Benjamin Champney (1817–1907)
As one of the leaders of the White Mountain School, Benjamin Champney brought the techniques of the Hudson River School to the woods and mountains of New Hampshire. Champney began his career as a lithographer and, on the advice of the established artist Washington Allston, traveled to Paris to study painting in 1841. When he returned to the United States he became famous for his panoramas of Europe, which he exhibited throughout Boston and New York. He turned his focus to landscape painting in 1850 and spent the following summers sketching in North Conway, New Hampshire. His paintings, which combined his panoramic technique with an interest in nature’s detail, proved extremely popular and were often reproduced by lithographic artists.
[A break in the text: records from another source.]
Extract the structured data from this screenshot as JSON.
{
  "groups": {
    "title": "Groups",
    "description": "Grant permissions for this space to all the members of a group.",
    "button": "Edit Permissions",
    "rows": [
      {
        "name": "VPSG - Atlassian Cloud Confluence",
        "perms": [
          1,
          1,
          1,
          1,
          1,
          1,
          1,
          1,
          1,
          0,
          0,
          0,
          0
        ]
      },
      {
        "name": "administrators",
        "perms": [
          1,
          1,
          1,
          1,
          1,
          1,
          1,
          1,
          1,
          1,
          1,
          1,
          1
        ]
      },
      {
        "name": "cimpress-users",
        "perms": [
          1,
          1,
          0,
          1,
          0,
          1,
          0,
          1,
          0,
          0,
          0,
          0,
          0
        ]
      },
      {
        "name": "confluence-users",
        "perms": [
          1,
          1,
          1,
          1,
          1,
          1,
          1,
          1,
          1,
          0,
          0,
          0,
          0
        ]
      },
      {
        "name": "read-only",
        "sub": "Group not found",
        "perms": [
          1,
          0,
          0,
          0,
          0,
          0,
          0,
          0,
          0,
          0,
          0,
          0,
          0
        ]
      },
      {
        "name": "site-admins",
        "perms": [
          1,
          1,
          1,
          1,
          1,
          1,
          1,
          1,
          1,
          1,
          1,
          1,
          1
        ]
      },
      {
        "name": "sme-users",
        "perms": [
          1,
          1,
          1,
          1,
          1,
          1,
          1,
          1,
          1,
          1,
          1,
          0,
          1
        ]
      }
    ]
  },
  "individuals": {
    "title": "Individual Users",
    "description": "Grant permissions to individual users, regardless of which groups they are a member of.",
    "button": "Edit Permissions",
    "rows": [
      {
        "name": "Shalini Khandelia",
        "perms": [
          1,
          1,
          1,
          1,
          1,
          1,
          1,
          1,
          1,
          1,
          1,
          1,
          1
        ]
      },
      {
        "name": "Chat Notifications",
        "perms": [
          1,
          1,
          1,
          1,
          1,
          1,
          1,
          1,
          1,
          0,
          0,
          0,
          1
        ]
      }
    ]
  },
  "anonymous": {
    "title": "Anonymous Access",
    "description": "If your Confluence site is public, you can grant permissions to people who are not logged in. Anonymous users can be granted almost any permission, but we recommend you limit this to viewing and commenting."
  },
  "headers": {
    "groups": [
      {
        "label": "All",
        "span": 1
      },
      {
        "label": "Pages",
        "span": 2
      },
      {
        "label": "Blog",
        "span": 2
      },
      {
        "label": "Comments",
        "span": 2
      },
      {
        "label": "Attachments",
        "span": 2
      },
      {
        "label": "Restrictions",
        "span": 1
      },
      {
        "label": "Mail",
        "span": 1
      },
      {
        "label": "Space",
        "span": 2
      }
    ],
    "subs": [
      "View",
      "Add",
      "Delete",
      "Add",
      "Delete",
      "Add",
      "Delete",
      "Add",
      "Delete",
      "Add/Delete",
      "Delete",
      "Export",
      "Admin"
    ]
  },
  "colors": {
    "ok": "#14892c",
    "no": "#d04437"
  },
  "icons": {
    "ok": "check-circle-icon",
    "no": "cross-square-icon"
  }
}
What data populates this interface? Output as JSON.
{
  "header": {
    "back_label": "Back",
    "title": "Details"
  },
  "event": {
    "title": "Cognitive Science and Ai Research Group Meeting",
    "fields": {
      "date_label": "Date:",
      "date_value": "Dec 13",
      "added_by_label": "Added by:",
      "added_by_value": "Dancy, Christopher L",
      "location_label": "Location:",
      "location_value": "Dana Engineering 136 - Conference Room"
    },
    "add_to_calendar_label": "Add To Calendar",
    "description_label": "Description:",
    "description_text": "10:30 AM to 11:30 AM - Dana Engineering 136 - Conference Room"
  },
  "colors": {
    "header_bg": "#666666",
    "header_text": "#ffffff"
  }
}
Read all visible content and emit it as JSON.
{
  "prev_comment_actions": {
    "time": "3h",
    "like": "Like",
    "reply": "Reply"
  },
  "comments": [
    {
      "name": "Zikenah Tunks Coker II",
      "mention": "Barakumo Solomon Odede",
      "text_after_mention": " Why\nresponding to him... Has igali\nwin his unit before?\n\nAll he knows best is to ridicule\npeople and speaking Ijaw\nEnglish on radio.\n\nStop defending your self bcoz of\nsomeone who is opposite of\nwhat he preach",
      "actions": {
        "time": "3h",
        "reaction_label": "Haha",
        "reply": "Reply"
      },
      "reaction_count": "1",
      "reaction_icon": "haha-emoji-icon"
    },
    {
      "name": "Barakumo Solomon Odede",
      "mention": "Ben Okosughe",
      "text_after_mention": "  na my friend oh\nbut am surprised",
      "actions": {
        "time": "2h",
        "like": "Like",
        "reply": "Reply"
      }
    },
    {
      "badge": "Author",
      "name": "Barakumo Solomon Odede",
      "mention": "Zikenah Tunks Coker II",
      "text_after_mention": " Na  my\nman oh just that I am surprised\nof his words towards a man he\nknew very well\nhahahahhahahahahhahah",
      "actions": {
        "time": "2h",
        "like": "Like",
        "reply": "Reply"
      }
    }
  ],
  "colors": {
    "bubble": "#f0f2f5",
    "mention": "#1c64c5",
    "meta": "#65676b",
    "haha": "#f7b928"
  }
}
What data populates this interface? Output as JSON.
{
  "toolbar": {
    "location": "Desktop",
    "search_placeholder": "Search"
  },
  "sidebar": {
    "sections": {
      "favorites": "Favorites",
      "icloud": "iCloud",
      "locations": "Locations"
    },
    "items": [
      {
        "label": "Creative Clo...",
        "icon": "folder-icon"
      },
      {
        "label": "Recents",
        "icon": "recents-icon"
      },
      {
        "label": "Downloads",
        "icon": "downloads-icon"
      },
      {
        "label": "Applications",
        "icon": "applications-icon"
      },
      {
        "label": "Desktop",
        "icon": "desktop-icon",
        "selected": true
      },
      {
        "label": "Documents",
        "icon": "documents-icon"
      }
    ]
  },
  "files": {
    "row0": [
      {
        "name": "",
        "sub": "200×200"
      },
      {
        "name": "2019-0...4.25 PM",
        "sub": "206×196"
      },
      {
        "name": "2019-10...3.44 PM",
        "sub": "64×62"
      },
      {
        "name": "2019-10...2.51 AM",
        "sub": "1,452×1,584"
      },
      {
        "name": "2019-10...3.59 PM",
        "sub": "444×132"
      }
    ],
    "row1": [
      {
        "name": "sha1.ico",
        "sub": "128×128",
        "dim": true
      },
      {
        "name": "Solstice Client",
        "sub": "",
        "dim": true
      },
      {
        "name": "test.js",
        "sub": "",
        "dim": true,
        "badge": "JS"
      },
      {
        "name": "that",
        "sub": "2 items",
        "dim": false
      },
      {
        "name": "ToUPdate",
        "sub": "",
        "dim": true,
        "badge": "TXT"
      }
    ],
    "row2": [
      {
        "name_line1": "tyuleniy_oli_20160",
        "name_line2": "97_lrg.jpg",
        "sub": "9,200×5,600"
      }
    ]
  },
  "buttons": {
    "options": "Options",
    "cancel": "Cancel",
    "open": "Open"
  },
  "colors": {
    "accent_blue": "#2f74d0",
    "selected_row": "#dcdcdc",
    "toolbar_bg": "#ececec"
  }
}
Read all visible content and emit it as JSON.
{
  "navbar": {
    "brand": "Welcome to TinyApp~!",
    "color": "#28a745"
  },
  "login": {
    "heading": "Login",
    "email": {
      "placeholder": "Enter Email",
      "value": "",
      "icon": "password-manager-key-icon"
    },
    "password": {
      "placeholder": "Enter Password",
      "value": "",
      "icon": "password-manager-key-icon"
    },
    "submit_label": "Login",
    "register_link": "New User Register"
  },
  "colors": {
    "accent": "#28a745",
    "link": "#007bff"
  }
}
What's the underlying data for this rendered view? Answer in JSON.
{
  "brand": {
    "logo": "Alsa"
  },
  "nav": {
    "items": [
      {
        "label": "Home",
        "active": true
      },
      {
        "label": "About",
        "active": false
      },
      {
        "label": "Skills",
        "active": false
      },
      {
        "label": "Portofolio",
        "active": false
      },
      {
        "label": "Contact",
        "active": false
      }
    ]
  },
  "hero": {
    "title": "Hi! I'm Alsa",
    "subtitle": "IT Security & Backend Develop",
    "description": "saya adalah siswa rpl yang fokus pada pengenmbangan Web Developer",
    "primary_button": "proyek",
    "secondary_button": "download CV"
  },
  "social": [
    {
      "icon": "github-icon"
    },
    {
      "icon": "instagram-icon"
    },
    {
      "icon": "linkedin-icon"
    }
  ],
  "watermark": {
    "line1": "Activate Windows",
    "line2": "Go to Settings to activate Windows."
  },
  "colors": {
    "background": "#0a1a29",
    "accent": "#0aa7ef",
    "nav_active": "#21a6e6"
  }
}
Champney also taught classes in North Conway and was so influential in bringing other artists to the region that he became known as the “dean” of the White Mountain School. He helped to found the Boston Art Club in 1854 and exhibited at the National Academy of Design, the Boston Athenaeum, the American Art Union, the Pennsylvania Academy of the Fine Arts, and the Paris Salon. The New Hampshire Historical Society held a retrospective of his work in 1997; his paintings can also be seen at the Museum of Fine Arts, Boston, the Butler Institute of American Art, the Georgia Museum of Art, the Yale University Art Gallery, and the Fogg Art Museum at Harvard University.